■ Required action: Report the lines of the material that carry the string "Output".

_ _ _ _

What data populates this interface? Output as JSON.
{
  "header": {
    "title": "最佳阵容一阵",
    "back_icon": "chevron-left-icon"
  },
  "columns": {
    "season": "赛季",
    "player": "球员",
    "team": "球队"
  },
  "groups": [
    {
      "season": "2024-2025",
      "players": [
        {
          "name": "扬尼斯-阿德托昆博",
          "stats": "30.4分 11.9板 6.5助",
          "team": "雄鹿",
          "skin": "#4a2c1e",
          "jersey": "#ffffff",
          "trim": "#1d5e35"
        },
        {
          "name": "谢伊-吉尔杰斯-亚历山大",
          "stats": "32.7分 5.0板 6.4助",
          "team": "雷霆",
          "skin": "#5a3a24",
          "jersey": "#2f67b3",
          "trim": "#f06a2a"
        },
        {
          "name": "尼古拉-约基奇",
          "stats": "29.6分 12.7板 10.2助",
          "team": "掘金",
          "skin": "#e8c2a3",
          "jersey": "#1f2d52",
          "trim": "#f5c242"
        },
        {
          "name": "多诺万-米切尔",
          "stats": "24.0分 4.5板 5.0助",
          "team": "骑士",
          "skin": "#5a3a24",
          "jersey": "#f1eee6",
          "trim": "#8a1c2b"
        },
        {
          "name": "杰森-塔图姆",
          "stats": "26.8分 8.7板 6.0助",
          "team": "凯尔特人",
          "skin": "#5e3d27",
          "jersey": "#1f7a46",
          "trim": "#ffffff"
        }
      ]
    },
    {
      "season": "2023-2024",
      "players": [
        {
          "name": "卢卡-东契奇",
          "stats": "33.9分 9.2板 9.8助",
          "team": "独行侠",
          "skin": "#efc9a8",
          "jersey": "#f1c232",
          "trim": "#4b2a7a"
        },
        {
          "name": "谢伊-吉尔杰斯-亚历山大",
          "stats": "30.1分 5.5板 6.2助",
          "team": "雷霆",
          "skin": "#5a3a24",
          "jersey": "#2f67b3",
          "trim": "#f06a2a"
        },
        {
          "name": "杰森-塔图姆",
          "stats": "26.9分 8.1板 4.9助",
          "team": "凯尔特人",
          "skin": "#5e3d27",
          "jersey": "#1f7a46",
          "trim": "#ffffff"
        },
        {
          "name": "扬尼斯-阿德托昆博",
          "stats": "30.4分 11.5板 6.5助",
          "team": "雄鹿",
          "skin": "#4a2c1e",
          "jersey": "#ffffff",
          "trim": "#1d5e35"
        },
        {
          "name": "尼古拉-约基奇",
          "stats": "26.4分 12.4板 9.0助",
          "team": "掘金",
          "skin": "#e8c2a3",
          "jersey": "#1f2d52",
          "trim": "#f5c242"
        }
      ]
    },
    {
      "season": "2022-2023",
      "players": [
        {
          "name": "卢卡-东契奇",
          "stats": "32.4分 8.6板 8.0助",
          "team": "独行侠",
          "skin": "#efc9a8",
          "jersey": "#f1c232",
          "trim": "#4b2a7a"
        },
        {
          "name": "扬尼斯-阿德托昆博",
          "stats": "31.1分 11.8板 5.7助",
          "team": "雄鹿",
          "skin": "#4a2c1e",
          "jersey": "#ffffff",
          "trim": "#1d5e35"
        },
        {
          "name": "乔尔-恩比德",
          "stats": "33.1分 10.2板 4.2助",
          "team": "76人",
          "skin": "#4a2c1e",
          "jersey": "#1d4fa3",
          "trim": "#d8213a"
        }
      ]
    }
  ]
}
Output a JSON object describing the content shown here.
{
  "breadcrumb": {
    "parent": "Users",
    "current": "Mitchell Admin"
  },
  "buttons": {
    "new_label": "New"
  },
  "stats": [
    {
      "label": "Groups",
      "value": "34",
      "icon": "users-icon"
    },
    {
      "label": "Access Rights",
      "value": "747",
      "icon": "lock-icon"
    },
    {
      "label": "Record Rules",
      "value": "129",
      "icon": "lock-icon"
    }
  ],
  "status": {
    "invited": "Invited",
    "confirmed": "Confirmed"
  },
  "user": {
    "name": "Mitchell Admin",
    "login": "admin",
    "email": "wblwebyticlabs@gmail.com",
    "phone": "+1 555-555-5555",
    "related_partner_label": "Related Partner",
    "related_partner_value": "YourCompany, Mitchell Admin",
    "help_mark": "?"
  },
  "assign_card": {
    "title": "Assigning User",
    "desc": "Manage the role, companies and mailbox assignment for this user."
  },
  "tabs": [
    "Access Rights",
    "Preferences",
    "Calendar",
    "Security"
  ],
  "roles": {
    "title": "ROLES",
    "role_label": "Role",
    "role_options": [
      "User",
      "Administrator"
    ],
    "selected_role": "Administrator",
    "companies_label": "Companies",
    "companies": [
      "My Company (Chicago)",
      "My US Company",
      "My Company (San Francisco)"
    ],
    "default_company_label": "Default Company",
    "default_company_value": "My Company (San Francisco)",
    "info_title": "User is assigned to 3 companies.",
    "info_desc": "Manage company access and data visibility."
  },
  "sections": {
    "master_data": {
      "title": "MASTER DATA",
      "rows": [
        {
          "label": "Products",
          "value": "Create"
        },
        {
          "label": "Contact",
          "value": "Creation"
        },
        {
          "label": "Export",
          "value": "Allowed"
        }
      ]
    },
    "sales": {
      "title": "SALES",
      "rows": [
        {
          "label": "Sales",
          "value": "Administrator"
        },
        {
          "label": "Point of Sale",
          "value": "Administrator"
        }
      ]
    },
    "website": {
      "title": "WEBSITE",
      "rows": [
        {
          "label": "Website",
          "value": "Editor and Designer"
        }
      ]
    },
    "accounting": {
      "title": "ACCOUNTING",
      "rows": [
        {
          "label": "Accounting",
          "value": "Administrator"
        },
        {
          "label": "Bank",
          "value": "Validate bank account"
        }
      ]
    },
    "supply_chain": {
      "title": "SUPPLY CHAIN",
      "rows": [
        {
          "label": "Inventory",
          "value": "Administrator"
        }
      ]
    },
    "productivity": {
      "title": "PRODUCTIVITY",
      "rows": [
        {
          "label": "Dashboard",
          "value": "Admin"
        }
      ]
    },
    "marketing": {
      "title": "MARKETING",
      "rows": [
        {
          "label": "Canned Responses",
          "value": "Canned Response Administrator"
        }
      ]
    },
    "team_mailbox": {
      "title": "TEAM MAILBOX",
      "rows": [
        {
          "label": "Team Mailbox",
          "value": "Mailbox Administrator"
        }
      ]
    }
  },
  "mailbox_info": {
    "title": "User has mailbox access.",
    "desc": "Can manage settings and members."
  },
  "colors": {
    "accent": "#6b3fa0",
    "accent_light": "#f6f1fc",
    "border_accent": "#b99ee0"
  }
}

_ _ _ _

■ The completed task:
What data populates this interface? Output as JSON.
Output a JSON object describing the content shown here.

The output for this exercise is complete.